TASK TO COMPLETE:
Reproduce the listing that follows so that each line matches the original exactly.

MATERIAL FOR THIS TASK:
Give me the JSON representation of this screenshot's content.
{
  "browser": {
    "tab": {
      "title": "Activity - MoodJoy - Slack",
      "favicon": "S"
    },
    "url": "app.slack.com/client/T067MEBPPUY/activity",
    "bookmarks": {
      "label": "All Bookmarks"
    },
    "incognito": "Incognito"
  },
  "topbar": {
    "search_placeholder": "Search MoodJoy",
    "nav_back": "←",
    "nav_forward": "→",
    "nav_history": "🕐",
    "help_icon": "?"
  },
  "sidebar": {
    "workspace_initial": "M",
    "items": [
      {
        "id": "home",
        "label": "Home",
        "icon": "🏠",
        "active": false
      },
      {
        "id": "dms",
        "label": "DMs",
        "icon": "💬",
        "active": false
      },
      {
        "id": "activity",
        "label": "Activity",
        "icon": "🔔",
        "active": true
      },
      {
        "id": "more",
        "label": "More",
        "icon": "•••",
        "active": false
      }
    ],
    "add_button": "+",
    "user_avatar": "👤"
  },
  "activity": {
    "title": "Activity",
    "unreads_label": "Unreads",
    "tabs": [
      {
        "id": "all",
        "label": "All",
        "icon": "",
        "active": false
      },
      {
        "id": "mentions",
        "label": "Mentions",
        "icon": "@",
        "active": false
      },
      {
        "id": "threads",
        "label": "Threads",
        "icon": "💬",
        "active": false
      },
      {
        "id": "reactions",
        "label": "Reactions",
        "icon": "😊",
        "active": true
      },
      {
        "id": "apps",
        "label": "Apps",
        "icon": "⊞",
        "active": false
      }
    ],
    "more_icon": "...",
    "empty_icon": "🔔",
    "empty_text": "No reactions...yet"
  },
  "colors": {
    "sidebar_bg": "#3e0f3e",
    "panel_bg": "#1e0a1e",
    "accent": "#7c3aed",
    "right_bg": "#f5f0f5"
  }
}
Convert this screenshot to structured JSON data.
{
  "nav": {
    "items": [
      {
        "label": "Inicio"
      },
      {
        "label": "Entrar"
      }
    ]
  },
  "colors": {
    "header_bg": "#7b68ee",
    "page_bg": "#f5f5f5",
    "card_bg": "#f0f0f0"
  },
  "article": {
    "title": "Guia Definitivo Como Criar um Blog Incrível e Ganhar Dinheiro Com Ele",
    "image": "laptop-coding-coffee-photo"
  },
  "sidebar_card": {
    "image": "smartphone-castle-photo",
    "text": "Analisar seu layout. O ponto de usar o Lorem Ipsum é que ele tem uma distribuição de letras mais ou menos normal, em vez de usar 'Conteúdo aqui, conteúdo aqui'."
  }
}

OUTPUT BELOW:
Give me the JSON representation of this screenshot's content.
{
  "browser": {
    "tab": {
      "title": "Activity - MoodJoy - Slack",
      "favicon": "S"
    },
    "url": "app.slack.com/client/T067MEBPPUY/activity",
    "bookmarks": {
      "label": "All Bookmarks"
    },
    "incognito": "Incognito"
  },
  "topbar": {
    "search_placeholder": "Search MoodJoy",
    "nav_back": "←",
    "nav_forward": "→",
    "nav_history": "🕐",
    "help_icon": "?"
  },
  "sidebar": {
    "workspace_initial": "M",
    "items": [
      {
        "id": "home",
        "label": "Home",
        "icon": "🏠",
        "active": false
      },
      {
        "id": "dms",
        "label": "DMs",
        "icon": "💬",
        "active": false
      },
      {
        "id": "activity",
        "label": "Activity",
        "icon": "🔔",
        "active": true
      },
      {
        "id": "more",
        "label": "More",
        "icon": "•••",
        "active": false
      }
    ],
    "add_button": "+",
    "user_avatar": "👤"
  },
  "activity": {
    "title": "Activity",
    "unreads_label": "Unreads",
    "tabs": [
      {
        "id": "all",
        "label": "All",
        "icon": "",
        "active": false
      },
      {
        "id": "mentions",
        "label": "Mentions",
        "icon": "@",
        "active": false
      },
      {
        "id": "threads",
        "label": "Threads",
        "icon": "💬",
        "active": false
      },
      {
        "id": "reactions",
        "label": "Reactions",
        "icon": "😊",
        "active": true
      },
      {
        "id": "apps",
        "label": "Apps",
        "icon": "⊞",
        "active": false
      }
    ],
    "more_icon": "...",
    "empty_icon": "🔔",
    "empty_text": "No reactions...yet"
  },
  "colors": {
    "sidebar_bg": "#3e0f3e",
    "panel_bg": "#1e0a1e",
    "accent": "#7c3aed",
    "right_bg": "#f5f0f5"
  }
}
Convert this screenshot to structured JSON data.
{
  "nav": {
    "items": [
      {
        "label": "Inicio"
      },
      {
        "label": "Entrar"
      }
    ]
  },
  "colors": {
    "header_bg": "#7b68ee",
    "page_bg": "#f5f5f5",
    "card_bg": "#f0f0f0"
  },
  "article": {
    "title": "Guia Definitivo Como Criar um Blog Incrível e Ganhar Dinheiro Com Ele",
    "image": "laptop-coding-coffee-photo"
  },
  "sidebar_card": {
    "image": "smartphone-castle-photo",
    "text": "Analisar seu layout. O ponto de usar o Lorem Ipsum é que ele tem uma distribuição de letras mais ou menos normal, em vez de usar 'Conteúdo aqui, conteúdo aqui'."
  }
}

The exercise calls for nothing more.